Determinants of Emergency Department Visits by Older Adults: A Systematic Review
Version of Record online: 28 JUN 2008
© 2003 Society for Academic Emergency Medicine
Academic Emergency Medicine
Volume 10, Issue 12, pages 1362–1370, December 2003
How to Cite
McCusker, J., Karp, I., Cardin, S., Durand, P. and Morin, J. (2003), Determinants of Emergency Department Visits by Older Adults: A Systematic Review. Academic Emergency Medicine, 10: 1362–1370. doi: 10.1197/S1069-6563(03)00539-6
- Issue online: 28 JUN 2008
- Version of Record online: 28 JUN 2008
- Received December 20, 2002; revision received May 8, 2003; accepted May 16, 2003.
- emergency medical services;
- review literature;
Objectives: To conduct a systematic review of the literature on the determinants of hospital emergency department (ED) visits by elders, using a modification of the Andersen behavioral model of health services, adapted to explain ED utilization. Methods: Relevant articles were identified through MEDLINE and a search of reference lists and personal files. Studies of populations aged 65 or older in which ED visits were a study outcome were included if they were: original, not restricted to a particular medical condition, written in English or French, and investigated one or more determinants. Data were abstracted and checked by two authors using a standard protocol. Results: Fourteen studies (reported in 15 articles) were reviewed, 10 community-based and four using clinical samples.
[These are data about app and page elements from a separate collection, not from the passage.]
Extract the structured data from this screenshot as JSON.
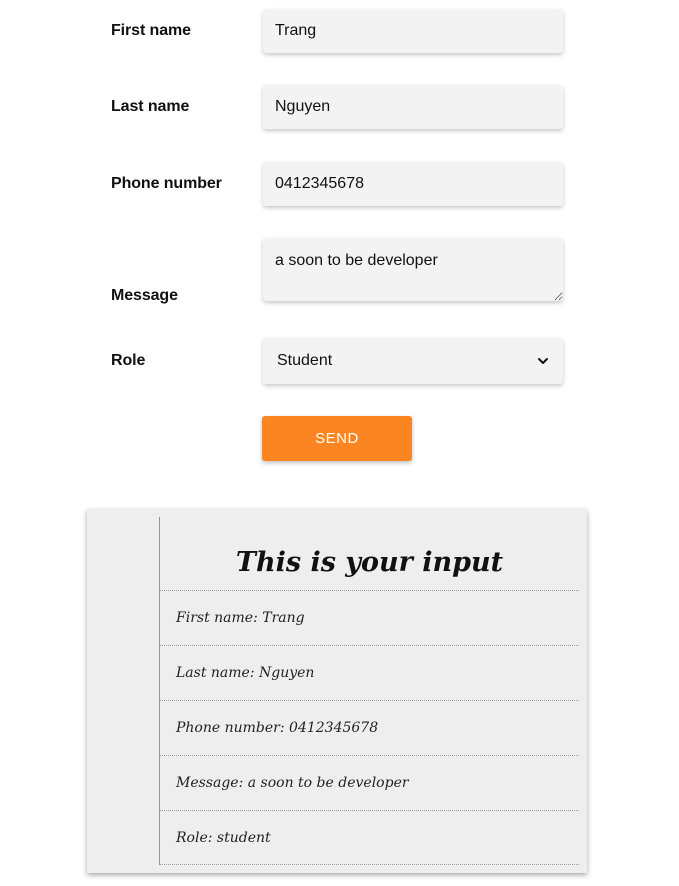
{
  "form": {
    "first_name": {
      "label": "First name",
      "value": "Trang"
    },
    "last_name": {
      "label": "Last name",
      "value": "Nguyen"
    },
    "phone": {
      "label": "Phone number",
      "value": "0412345678"
    },
    "message": {
      "label": "Message",
      "value": "a soon to be developer"
    },
    "role": {
      "label": "Role",
      "selected": "Student"
    },
    "send_label": "SEND"
  },
  "output": {
    "title": "This is your input",
    "rows": [
      "First name: Trang",
      "Last name: Nguyen",
      "Phone number: 0412345678",
      "Message: a soon to be developer",
      "Role: student"
    ]
  },
  "colors": {
    "accent": "#fb8520",
    "field_bg": "#f3f3f3",
    "card_bg": "#eeeeee",
    "margin_line": "#e57373"
  },
  "icons": {
    "select_arrow": "chevron-down-icon"
  }
}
Among ten studies that measured multiple determinants, determinants reported from multivariate analyses included measures of need (perceived and evaluated health status, prior utilization), predisposing factors (health beliefs and sociodemographic variables), and enabling factors (physician availability, regular source of care, family resources, geographical access to services). Conclusions: Need is usually the primary determinant of ED visits in older people. Controlling for need, predisposing and enabling factors that promote access to primary medical care are associated with reduced ED utilization.